The Federal Interagency Forum on Child and Family Statistics (the Forum) published America's Young Adults: Special Issue, 2014, a one-time report on young adults in the United States, ages 18–24. Findings highlight data trends and snapshots of the education, health and well-being of this population as they transition to adulthood.

Thursday, July 10, 2014

Reading study

This article examines the need for early literacy. The following excerpt focuses on recovered dyslexics: 

Fink (1996/6, JAAL) studied 12 people who were considered dyslexic when they were young, who all became “skilled readers."  Out of the 12, nine published creative scholarly works and one was a Nobel laureate. Eleven of the 12 reported that they finally learned to read between the ages of 10 and 12 (p. 273), and one did not learn to read until the 12th grade. According to Fink, these readers had a lot in common:
“As children, each had a passionate personal interest, a burning desire to know more about a discipline that required reading. Spurred by this passionate interest, all read voraciously, seeking and reading everything they could get their hands on about a single intriguing topic" (pp. 274-275).

Krashen, S. 2014. Literacy education: Need we start early? Language and Language Teaching, 3,2 (6): 1-7.

Monday, July 7, 2014

Writing benefits and practice
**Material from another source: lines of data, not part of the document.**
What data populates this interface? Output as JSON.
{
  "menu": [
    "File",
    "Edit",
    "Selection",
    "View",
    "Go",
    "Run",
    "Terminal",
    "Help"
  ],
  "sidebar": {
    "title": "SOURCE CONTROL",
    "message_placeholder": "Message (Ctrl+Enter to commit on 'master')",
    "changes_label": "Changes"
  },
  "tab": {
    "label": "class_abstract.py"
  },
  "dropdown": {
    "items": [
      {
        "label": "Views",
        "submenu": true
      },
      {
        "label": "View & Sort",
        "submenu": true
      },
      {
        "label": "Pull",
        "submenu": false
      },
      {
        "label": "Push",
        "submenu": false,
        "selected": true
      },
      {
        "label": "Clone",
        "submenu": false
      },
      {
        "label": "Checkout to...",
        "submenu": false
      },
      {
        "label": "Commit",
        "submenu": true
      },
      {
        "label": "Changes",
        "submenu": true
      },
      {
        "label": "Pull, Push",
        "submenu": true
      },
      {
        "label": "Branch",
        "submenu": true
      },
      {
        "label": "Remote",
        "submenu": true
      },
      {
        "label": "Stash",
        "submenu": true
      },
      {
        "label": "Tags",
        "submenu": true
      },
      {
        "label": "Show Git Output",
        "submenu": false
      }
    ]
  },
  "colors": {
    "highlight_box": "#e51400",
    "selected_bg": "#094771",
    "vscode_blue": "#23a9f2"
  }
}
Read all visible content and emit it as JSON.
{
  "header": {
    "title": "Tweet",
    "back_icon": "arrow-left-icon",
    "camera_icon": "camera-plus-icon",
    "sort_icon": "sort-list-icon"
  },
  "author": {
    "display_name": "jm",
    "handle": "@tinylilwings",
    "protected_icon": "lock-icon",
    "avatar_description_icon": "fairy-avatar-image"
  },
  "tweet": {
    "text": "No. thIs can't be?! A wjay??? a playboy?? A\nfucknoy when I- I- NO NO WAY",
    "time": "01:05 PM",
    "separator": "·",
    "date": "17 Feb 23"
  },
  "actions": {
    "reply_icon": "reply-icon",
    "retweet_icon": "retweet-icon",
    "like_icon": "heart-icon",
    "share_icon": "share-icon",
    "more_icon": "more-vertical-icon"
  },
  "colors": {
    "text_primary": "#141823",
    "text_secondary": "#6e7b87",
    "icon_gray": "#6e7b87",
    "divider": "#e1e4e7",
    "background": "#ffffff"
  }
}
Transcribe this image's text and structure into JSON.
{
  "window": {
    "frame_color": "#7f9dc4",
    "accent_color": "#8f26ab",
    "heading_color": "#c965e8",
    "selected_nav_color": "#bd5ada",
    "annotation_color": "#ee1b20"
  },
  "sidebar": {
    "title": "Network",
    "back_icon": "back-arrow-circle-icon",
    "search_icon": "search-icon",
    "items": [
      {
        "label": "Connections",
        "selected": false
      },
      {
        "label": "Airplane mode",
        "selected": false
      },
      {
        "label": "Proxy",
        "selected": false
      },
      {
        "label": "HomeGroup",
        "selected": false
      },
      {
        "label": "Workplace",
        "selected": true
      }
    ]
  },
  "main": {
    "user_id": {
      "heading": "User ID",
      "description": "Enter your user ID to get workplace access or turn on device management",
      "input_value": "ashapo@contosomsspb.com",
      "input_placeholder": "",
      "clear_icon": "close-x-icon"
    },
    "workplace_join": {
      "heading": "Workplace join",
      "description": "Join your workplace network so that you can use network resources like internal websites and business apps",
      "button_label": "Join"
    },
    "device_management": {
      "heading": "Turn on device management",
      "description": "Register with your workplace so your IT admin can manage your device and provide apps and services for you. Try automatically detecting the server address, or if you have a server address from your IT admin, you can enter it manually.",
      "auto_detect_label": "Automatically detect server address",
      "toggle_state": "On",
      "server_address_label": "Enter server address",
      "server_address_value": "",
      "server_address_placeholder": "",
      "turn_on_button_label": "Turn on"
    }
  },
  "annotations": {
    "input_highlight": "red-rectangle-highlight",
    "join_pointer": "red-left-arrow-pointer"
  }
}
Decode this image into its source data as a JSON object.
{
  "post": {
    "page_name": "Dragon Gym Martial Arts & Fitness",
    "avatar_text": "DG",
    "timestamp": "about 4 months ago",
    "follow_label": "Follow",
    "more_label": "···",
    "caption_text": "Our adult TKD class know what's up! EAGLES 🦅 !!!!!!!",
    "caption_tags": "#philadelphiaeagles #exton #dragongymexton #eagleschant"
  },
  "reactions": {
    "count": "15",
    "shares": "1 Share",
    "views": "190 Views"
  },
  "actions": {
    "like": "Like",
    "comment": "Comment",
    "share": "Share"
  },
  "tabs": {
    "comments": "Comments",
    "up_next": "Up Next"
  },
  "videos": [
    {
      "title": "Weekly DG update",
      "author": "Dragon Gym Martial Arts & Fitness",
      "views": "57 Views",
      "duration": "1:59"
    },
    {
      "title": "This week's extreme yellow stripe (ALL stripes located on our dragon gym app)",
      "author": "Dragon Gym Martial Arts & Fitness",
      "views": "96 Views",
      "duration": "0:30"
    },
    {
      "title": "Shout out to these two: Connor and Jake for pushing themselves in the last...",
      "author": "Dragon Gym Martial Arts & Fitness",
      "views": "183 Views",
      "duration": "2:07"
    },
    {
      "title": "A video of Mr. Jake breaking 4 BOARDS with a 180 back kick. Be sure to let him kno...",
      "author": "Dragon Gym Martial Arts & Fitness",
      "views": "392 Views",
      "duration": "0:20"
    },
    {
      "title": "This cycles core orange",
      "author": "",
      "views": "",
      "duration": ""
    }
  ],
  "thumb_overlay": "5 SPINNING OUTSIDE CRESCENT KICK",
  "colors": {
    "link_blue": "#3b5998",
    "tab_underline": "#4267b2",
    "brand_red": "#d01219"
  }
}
Research is consistent with the view that writing does not contribute directly to language acquisition. But
writing, in addition to communicating our ideas, is a powerful means of helping to solve programs. Acquisition of the special language of writing comes from reading,and  our ability to use writing to solve problems comes from knowledge of the composing process. This paper reviews the “classic” components of the composing process,and suggests more components.
Krashen, S. ()2014). Tee composing process. Research Journal: Ecolintg Institute of Teaching and Learning Internati0nal School of Geneva, 2, 20.